The barracuda also has a large swim bladder.
Barracudas are caught as food and game fish.
Being formidable hunters, they should be respected, as barracudas are perfectly capable of defending themselves against humans that harass them.
Spearfishing around barracudas can also be quite dangerous, as they are strongly attracted by the wounded fish.
Barracudas have an elongate body and large mouth, with the lower jaw jutting out beyond the upper (Nelson 1994).
Barracudas typically have coloration that is dark green or gray above a chalky-white underbelly.
Barracudas (family Sphyraenidae and genus Sphyraena) are found in tropical and subtropical oceans worldwide.
Barracudas will stop after the first bite as humans are not their normal food source.
The second dorsal fin and anal fin are the same size and are situated on the top and bottom of the barracuda, equidistant from the tail.
There have been isolated cases where barracudas did bite a human, but these incidents are rare and are believed to be caused by bad visibility.
Rather, chlorine is found mainly in the form of the chloride ion, a component of salts deposited in the earth or dissolved in the oceans.

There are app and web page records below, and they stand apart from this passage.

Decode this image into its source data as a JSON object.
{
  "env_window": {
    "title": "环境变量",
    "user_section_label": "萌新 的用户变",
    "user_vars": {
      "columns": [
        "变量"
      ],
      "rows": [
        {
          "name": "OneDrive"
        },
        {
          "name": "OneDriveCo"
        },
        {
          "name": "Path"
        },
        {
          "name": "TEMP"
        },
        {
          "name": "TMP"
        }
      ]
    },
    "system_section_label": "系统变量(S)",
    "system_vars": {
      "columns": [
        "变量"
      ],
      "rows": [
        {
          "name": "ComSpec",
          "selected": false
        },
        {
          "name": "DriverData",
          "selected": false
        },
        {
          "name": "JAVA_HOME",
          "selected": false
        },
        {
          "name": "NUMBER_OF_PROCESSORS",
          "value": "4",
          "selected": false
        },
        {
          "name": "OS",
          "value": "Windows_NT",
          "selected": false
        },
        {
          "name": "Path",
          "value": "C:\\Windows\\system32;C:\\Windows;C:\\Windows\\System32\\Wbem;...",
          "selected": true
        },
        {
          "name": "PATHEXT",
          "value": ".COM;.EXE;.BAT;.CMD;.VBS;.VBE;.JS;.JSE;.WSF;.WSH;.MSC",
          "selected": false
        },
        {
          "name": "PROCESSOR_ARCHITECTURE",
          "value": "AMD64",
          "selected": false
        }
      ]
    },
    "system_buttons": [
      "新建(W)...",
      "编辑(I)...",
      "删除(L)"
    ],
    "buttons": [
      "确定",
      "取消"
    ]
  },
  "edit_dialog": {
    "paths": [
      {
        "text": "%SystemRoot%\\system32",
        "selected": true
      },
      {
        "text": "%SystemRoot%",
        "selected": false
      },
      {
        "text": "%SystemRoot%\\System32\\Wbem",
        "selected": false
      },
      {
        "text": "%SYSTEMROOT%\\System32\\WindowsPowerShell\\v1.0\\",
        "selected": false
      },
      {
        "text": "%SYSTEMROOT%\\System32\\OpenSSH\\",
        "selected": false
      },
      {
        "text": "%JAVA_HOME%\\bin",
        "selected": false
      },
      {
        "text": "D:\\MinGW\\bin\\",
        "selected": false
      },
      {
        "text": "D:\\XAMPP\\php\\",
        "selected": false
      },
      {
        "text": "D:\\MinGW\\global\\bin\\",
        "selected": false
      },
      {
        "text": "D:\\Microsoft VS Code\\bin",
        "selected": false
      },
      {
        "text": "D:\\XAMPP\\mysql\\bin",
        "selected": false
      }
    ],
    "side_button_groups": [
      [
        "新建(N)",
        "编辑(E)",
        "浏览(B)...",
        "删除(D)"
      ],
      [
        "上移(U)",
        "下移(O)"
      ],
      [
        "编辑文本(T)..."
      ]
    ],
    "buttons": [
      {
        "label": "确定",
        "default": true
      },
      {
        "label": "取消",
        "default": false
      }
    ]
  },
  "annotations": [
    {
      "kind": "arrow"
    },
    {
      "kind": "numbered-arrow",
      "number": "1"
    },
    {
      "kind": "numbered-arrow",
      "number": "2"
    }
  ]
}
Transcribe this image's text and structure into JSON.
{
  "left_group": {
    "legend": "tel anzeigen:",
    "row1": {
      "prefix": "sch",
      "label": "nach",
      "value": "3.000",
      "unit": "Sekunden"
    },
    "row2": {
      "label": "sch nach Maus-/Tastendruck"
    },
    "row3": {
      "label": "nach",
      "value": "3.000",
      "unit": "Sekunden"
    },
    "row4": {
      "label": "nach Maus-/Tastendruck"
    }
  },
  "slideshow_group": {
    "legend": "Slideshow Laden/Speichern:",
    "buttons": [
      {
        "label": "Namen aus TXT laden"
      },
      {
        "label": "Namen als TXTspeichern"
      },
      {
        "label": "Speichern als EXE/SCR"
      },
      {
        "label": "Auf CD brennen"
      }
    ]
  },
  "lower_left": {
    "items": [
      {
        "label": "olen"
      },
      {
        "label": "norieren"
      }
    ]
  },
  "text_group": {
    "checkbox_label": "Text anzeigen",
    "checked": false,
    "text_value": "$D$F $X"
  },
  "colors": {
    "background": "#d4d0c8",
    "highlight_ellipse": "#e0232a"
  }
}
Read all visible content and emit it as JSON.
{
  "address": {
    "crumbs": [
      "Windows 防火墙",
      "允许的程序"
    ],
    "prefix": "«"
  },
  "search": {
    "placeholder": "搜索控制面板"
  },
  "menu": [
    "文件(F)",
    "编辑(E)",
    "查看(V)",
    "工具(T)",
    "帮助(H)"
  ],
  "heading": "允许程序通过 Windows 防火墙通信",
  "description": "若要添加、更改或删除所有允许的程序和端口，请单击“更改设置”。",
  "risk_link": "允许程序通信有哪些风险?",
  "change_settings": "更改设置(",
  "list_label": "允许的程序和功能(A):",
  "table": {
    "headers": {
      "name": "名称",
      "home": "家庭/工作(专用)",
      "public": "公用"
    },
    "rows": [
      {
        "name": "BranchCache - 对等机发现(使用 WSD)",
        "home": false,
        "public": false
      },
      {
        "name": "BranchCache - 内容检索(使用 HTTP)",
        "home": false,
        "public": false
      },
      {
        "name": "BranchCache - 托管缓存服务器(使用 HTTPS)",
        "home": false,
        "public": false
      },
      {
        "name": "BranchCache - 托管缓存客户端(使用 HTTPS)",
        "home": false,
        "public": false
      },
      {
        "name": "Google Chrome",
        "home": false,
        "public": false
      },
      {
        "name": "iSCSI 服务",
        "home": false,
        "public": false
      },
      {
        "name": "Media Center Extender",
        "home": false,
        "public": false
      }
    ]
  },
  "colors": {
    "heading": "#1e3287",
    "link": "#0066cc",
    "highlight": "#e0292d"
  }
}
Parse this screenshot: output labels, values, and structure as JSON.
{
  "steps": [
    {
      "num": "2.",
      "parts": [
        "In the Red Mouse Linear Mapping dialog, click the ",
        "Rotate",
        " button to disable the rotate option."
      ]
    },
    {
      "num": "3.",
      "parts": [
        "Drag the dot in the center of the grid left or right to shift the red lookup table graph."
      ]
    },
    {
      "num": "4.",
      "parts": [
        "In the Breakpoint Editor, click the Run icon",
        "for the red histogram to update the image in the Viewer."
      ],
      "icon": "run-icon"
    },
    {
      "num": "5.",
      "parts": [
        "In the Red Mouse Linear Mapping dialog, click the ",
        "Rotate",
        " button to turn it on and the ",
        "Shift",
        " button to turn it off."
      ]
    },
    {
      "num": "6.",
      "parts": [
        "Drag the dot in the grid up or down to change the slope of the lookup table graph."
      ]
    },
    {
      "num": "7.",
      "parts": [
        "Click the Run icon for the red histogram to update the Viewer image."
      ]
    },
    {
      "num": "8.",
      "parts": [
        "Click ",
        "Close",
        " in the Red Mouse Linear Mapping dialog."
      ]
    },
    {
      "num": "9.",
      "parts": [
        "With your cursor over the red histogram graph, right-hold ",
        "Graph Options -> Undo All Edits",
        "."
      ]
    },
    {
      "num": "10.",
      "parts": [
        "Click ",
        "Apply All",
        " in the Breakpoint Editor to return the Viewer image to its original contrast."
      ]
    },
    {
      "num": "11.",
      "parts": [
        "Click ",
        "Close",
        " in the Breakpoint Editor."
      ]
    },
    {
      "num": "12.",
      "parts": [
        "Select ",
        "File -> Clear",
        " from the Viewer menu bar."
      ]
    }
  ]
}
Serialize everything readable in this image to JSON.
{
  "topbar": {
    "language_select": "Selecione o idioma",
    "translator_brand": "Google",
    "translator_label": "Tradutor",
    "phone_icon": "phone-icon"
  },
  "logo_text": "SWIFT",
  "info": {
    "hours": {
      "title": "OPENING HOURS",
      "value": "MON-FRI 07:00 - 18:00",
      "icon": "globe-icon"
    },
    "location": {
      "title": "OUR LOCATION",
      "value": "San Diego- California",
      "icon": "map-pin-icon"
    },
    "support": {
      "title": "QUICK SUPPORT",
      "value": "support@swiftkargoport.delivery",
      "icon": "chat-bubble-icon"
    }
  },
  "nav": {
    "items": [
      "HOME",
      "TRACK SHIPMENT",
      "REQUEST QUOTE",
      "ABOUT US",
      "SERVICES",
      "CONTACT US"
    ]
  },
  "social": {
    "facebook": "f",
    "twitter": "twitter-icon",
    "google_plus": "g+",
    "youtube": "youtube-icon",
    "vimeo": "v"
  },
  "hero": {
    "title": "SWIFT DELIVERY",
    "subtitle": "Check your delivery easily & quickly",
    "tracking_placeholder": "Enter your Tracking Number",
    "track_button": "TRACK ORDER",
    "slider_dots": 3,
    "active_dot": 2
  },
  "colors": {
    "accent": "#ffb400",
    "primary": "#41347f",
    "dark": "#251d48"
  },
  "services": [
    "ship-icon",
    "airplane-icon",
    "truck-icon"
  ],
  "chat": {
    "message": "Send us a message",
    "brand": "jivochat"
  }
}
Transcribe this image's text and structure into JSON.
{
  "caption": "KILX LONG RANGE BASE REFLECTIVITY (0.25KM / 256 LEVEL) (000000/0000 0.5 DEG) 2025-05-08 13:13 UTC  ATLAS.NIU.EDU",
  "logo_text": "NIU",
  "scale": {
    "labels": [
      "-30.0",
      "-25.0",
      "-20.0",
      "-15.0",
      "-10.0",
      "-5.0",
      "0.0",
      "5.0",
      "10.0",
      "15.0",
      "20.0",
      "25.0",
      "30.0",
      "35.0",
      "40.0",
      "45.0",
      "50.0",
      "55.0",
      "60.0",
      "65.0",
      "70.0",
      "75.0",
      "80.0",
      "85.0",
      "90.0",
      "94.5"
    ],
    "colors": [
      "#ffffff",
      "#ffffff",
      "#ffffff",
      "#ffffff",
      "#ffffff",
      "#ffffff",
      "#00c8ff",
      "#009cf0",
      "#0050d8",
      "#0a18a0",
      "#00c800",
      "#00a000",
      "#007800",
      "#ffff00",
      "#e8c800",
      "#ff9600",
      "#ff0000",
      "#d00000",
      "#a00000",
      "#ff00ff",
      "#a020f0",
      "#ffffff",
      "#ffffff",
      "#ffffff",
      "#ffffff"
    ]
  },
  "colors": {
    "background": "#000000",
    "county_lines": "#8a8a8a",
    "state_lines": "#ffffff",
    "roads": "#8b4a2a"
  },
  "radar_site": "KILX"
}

Nelson (1994) reports that the maximum length of barracudas is normally to 1.8 meters (almost 6 feet), but are said to reach somewhat longer lengths.
Despite an unfavorable reputation as dangerous to humans who are scuba diving, snorkeling, or swimming in their waters, unprovoked attacks by barracudas on humans are rare.
Barracuda meat is smoked is because when cooked fresh, the fish is quite soft and disintegrates in the soup.
Large barracudas, when gorged, may attempt to herd a shoal of prey fish in shallow water, where they guard over them until they are ready for another meal.
Larger species, like the great barracuda, have in some areas been implicated in cases of ciguatera food poisoning (USFDA 2007).
Barracudas sometimes do follow snorkelers and scuba divers across a reef, which can make one feel uncomfortable, but they are harmless unless provoked.
Barracudas are prize fish, and can be caught either fly or sea fishing.
The larger barracudas are more or less solitary in their habits.
Like sharks, barracudas have long had a bad reputation as being dangerous to humans.
Barracudas occur both singly and in schools around reefs, but also appear in open seas.